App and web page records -
★ ★ ★

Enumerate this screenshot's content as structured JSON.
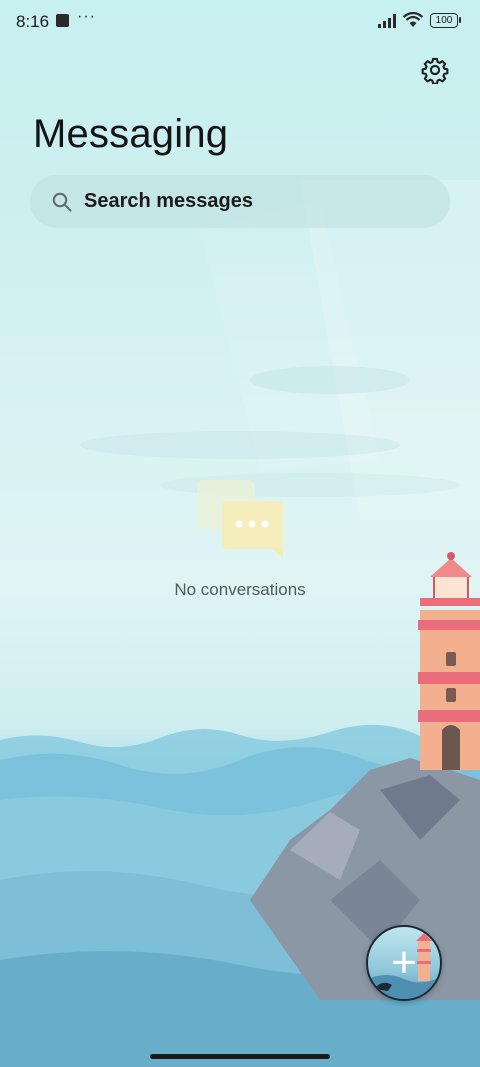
{
  "status_bar": {
    "time": "8:16",
    "overflow": "···",
    "battery": "100",
    "icons": [
      "notification-square-icon",
      "signal-icon",
      "wifi-icon",
      "battery-icon"
    ]
  },
  "header": {
    "title": "Messaging",
    "settings_icon": "gear-icon"
  },
  "search": {
    "placeholder": "Search messages",
    "icon": "search-icon"
  },
  "empty_state": {
    "message": "No conversations",
    "icon": "chat-bubbles-icon"
  },
  "fab": {
    "label": "+",
    "icon": "plus-icon"
  },
  "colors": {
    "accent": "#e96d7a",
    "text_primary": "#141414",
    "text_secondary": "#4f5a60",
    "sky": "#c7f0f1",
    "sea": "#7ec5dc"
  }
}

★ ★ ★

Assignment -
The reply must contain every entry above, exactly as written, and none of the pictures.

Answer below -
Enumerate this screenshot's content as structured JSON.
{
  "status_bar": {
    "time": "8:16",
    "overflow": "···",
    "battery": "100",
    "icons": [
      "notification-square-icon",
      "signal-icon",
      "wifi-icon",
      "battery-icon"
    ]
  },
  "header": {
    "title": "Messaging",
    "settings_icon": "gear-icon"
  },
  "search": {
    "placeholder": "Search messages",
    "icon": "search-icon"
  },
  "empty_state": {
    "message": "No conversations",
    "icon": "chat-bubbles-icon"
  },
  "fab": {
    "label": "+",
    "icon": "plus-icon"
  },
  "colors": {
    "accent": "#e96d7a",
    "text_primary": "#141414",
    "text_secondary": "#4f5a60",
    "sky": "#c7f0f1",
    "sea": "#7ec5dc"
  }
}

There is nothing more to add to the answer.